Celestial fundamental catalogues are a prerequisite for the determination of absolute positions and motions in space. Presently, positional astrometry is at the watershed between classical fundamental catalogues, based on moving reference stars, and modern catalogues, based on extragalactic reference objects with non-measurable motion. This book addresses the concepts and methods of the respective construction techniques leading to the stellar frame of the FK5 (fifth fundamental catalogue) and to the newly adopted extragalactic radio reference frame, ICRF (international celestial reference frame), with its extension to optical wavelengths by the Hipparcos Catalogue. While principal outlines of meridian circle observations are given, emphasis is put in some detail on the VLBI technique as applied to astrometry, and to the observational techniques used in the Hipparcos mission, including the tie of the originally non-anchored rigid Hipparcos sphere into the ICRF.
"Such a book was desired since long time and the present compact and, on the other side, very detailed and competent description, analysis and explanation of the basic part of astrometry fills a gap in the scientific literature and fulfils the needs of a variety of disciplines from geodesy up to fundamental physics. [...] One of the many advantages of this book is the fact that it is readable for and well understood by nonexperts in the field." (Journal of Geodesy, 2001)

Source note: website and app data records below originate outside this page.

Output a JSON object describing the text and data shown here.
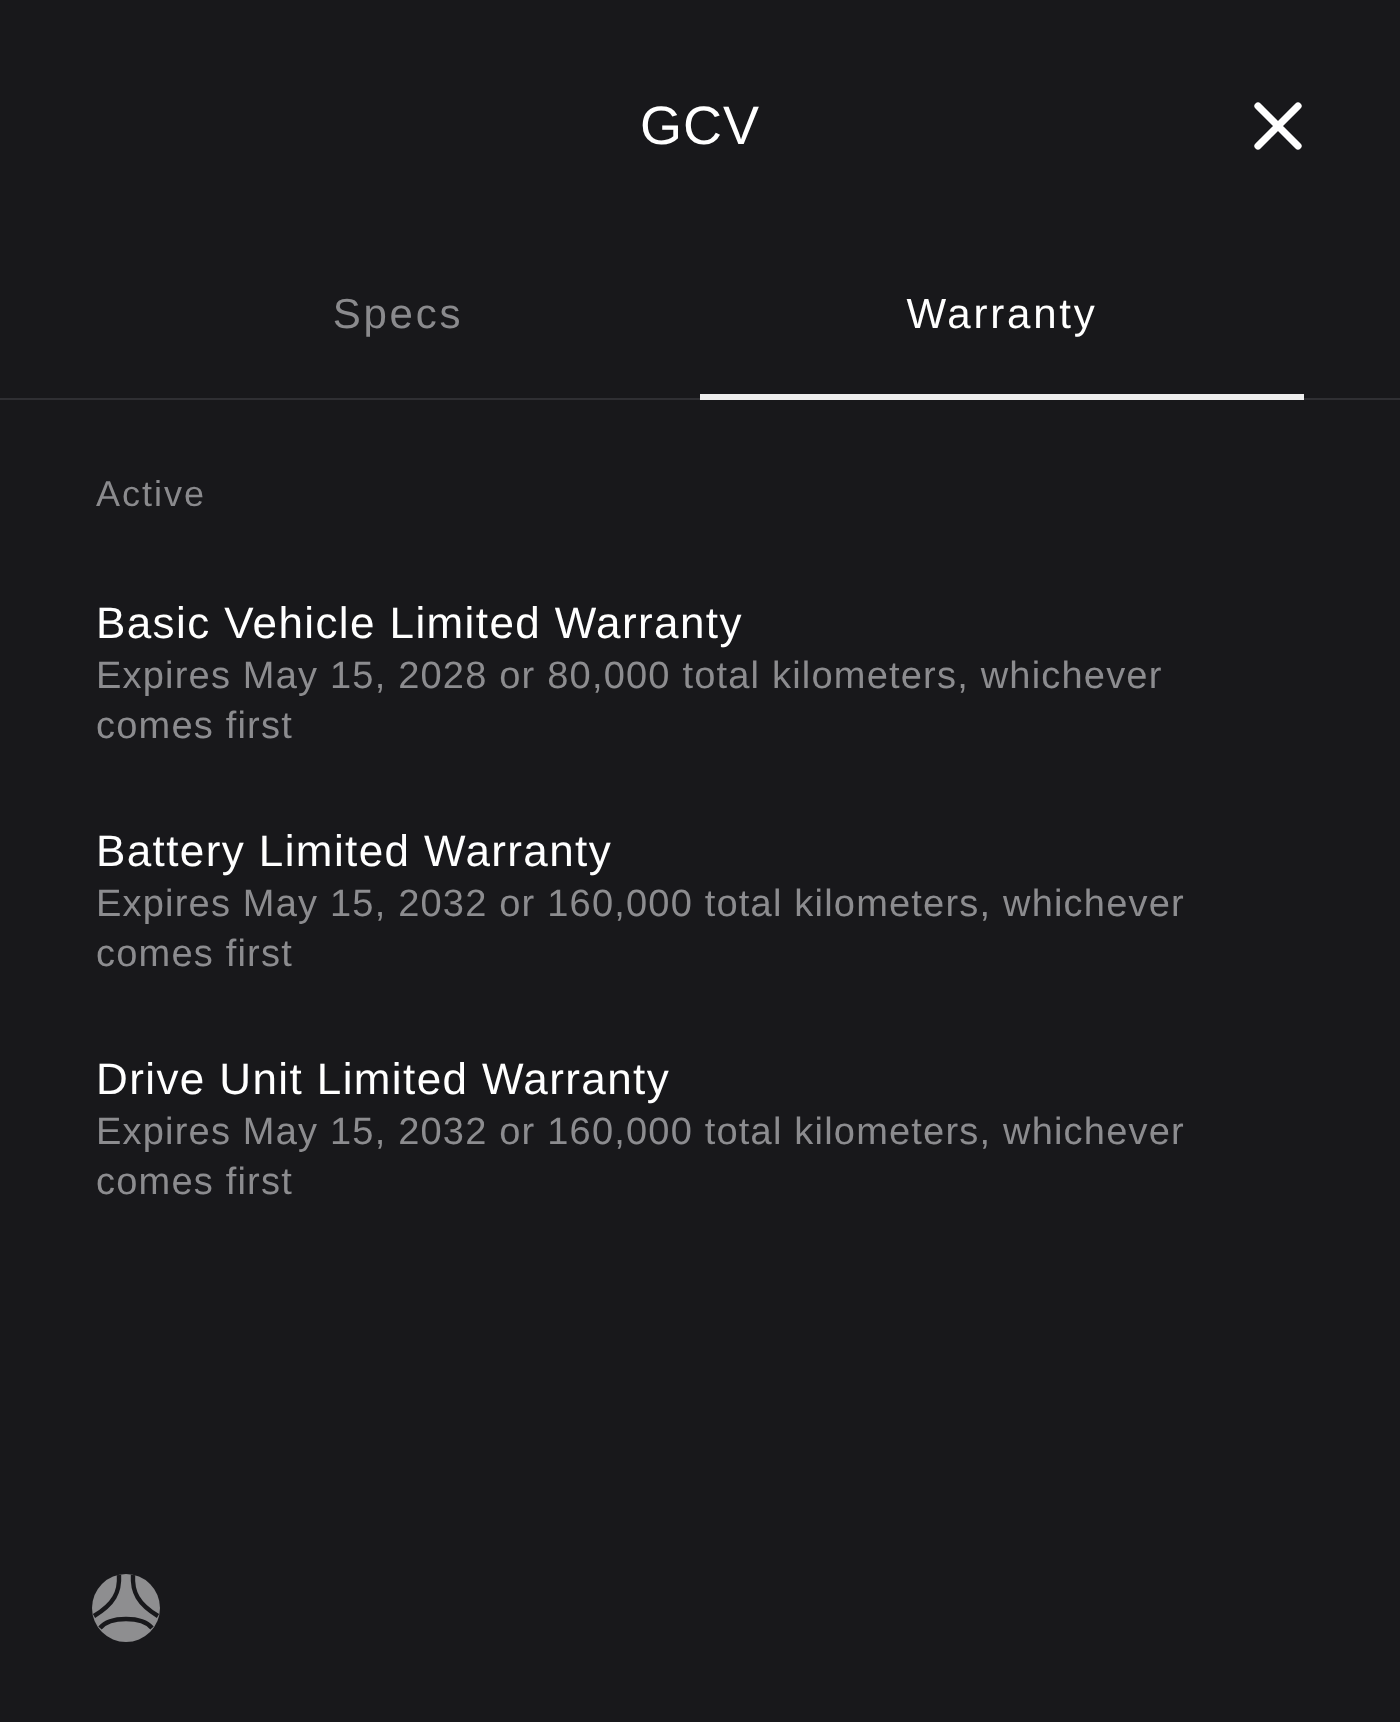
{
  "header": {
    "title": "GCV"
  },
  "tabs": [
    {
      "label": "Specs",
      "selected": false
    },
    {
      "label": "Warranty",
      "selected": true
    }
  ],
  "section": {
    "label": "Active",
    "warranties": [
      {
        "title": "Basic Vehicle Limited Warranty",
        "description": "Expires May 15, 2028 or 80,000 total kilometers, whichever comes first"
      },
      {
        "title": "Battery Limited Warranty",
        "description": "Expires May 15, 2032 or 160,000 total kilometers, whichever comes first"
      },
      {
        "title": "Drive Unit Limited Warranty",
        "description": "Expires May 15, 2032 or 160,000 total kilometers, whichever comes first"
      }
    ]
  }
}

"The time is propitious for this scholarly book. You can find in it the details of how this leap forward in positional astronomy was achieved and marvel at it." (The Observatory, 2001)

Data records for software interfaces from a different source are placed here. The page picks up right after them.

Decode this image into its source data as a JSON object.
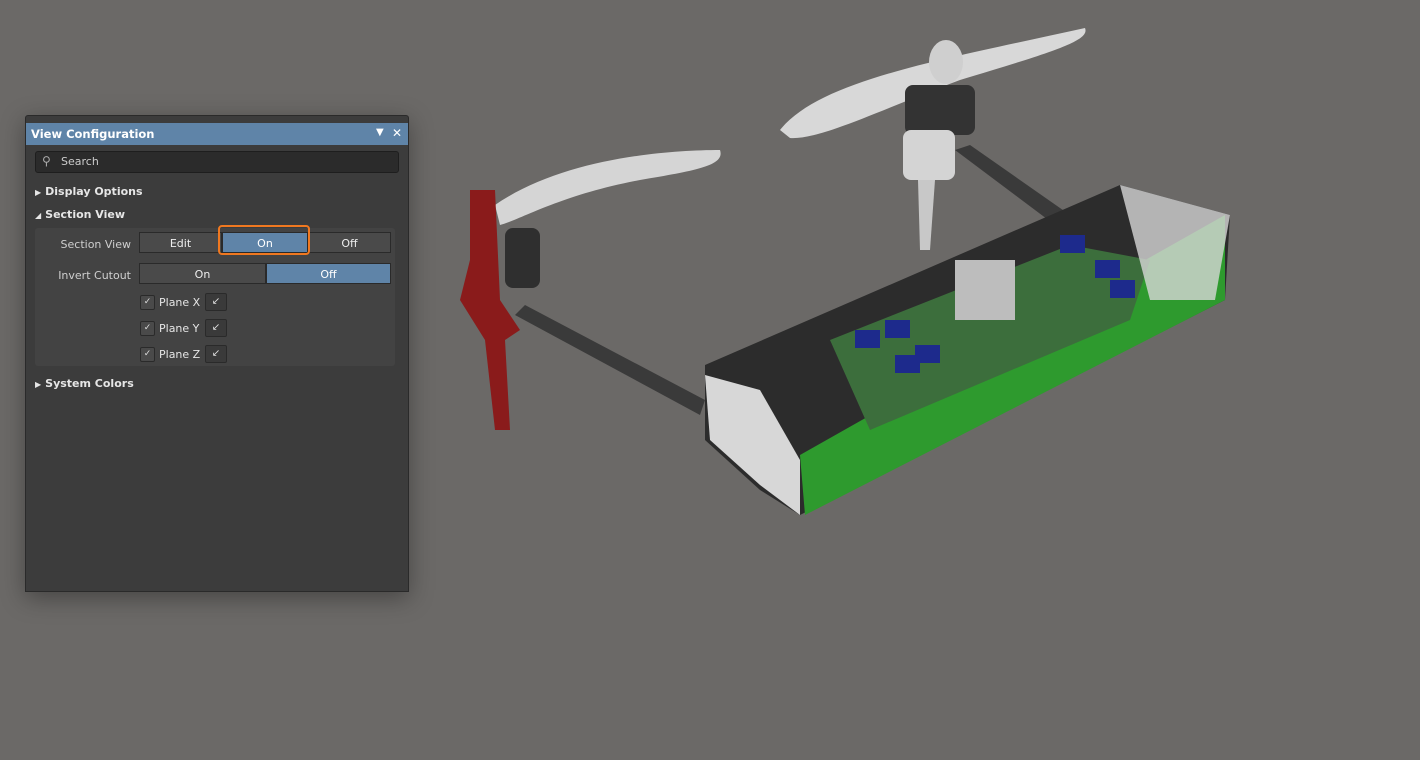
{
  "panel": {
    "title": "View Configuration",
    "search_placeholder": "Search",
    "sections": {
      "display_options": "Display Options",
      "section_view": "Section View",
      "system_colors": "System Colors"
    },
    "section_view_row": {
      "label": "Section View",
      "options": [
        "Edit",
        "On",
        "Off"
      ],
      "selected": "On"
    },
    "invert_cutout_row": {
      "label": "Invert Cutout",
      "options": [
        "On",
        "Off"
      ],
      "selected": "Off"
    },
    "planes": [
      {
        "label": "Plane X",
        "checked": true
      },
      {
        "label": "Plane Y",
        "checked": true
      },
      {
        "label": "Plane Z",
        "checked": true
      }
    ]
  },
  "colors": {
    "accent": "#5f84a8",
    "highlight": "#f07820",
    "background": "#6b6967"
  }
}
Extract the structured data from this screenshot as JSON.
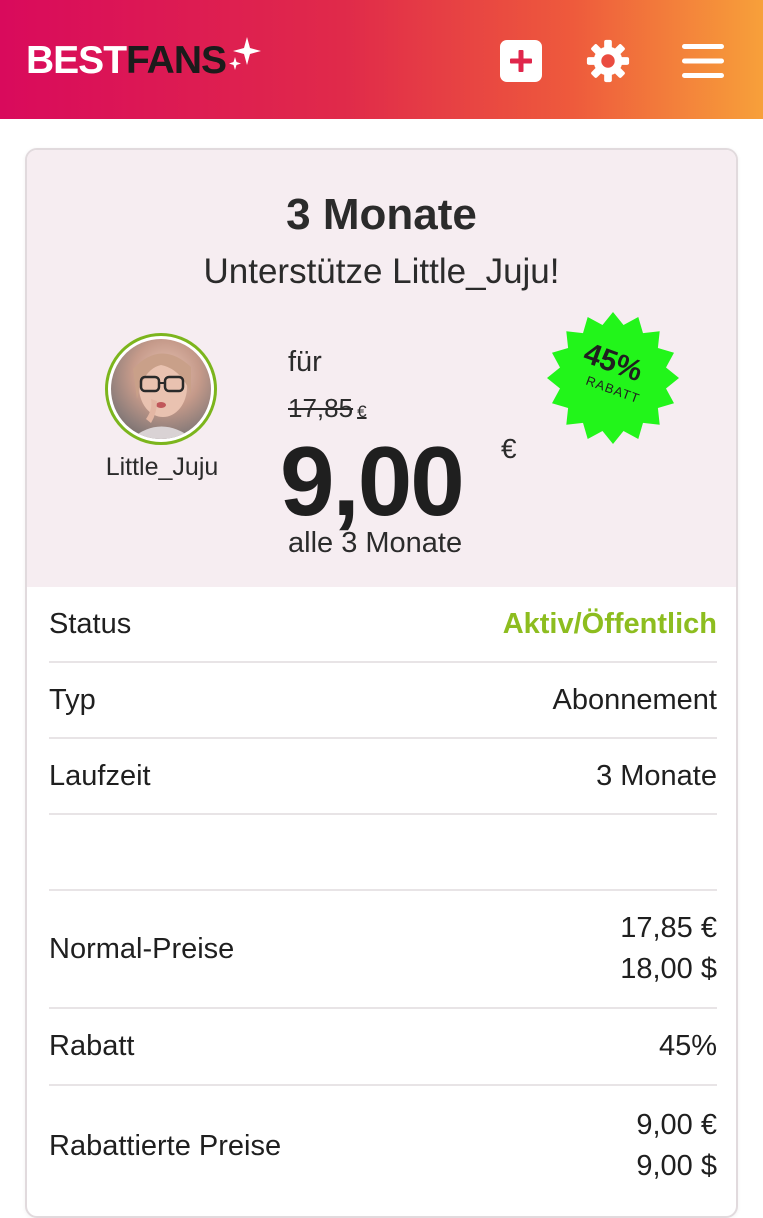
{
  "header": {
    "logo_best": "BEST",
    "logo_fans": "FANS",
    "icons": [
      "add-icon",
      "settings-icon",
      "menu-icon"
    ],
    "gradient": [
      "#d90a5c",
      "#f7a03a"
    ]
  },
  "offer": {
    "title": "3 Monate",
    "subtitle": "Unterstütze Little_Juju!",
    "creator_name": "Little_Juju",
    "for_label": "für",
    "old_price": "17,85",
    "old_currency": "€",
    "price": "9,00",
    "currency": "€",
    "period": "alle 3 Monate",
    "badge": {
      "percent": "45%",
      "label": "RABATT",
      "color": "#22f51a"
    }
  },
  "details": {
    "status_label": "Status",
    "status_value": "Aktiv/Öffentlich",
    "status_color": "#8dbd1f",
    "type_label": "Typ",
    "type_value": "Abonnement",
    "duration_label": "Laufzeit",
    "duration_value": "3 Monate",
    "normal_label": "Normal-Preise",
    "normal_eur": "17,85 €",
    "normal_usd": "18,00 $",
    "discount_label": "Rabatt",
    "discount_value": "45%",
    "discounted_label": "Rabattierte Preise",
    "discounted_eur": "9,00 €",
    "discounted_usd": "9,00 $"
  }
}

"I can only cite what Viktor Abalakin says in the Prologue: The book, revealing the fundamentals and principles of the art of Fundamental Catalogue construction on the basis of processing optical observations of stars and radio measurements of extragalactic sources, is a timely manual of long-lasting value for everybody who is practically engaged in the field of Astrometry." (Astronomische Nachrichten, 2002)

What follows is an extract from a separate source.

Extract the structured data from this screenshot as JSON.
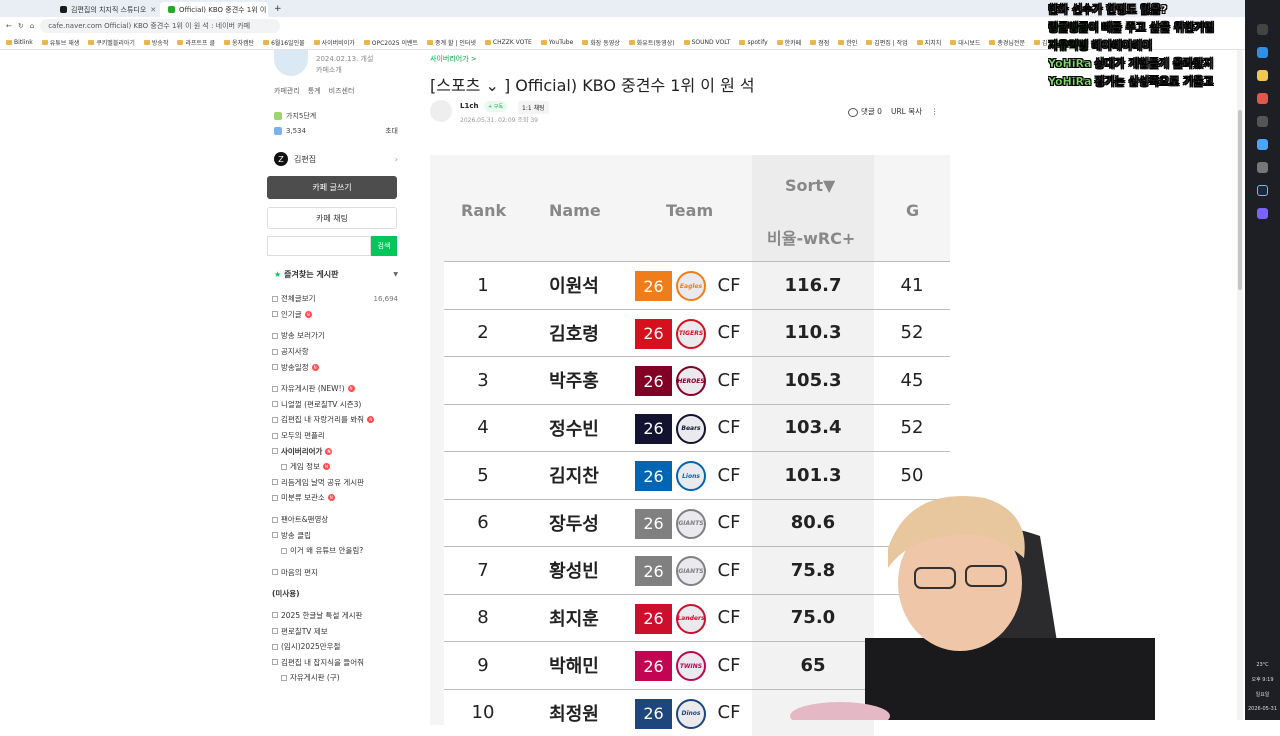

"The most attractive aspect of Walter and Sober's book is the attempt of erecting a bridge between the traditional optical astrometry and the newborn radio astrometry. The book is addressed mainly to the Astrometric public in general. It is composed of two complementary parts dedicated to a detailed description of both observation methods, and the techniques employed in the compilation of the so-called fundamental reference systems [...] For an Astrometry expert, the book could be separated in two volumes, his attention being raised by the complementary part. The actual unified release, however, has certainly a place in any Astronomy bookshelf, even in an amateur's one, as a rich reference source on all questions concerning reference frames and systems." (Celestial Mechanics and Dynamical Astrometry, 2003)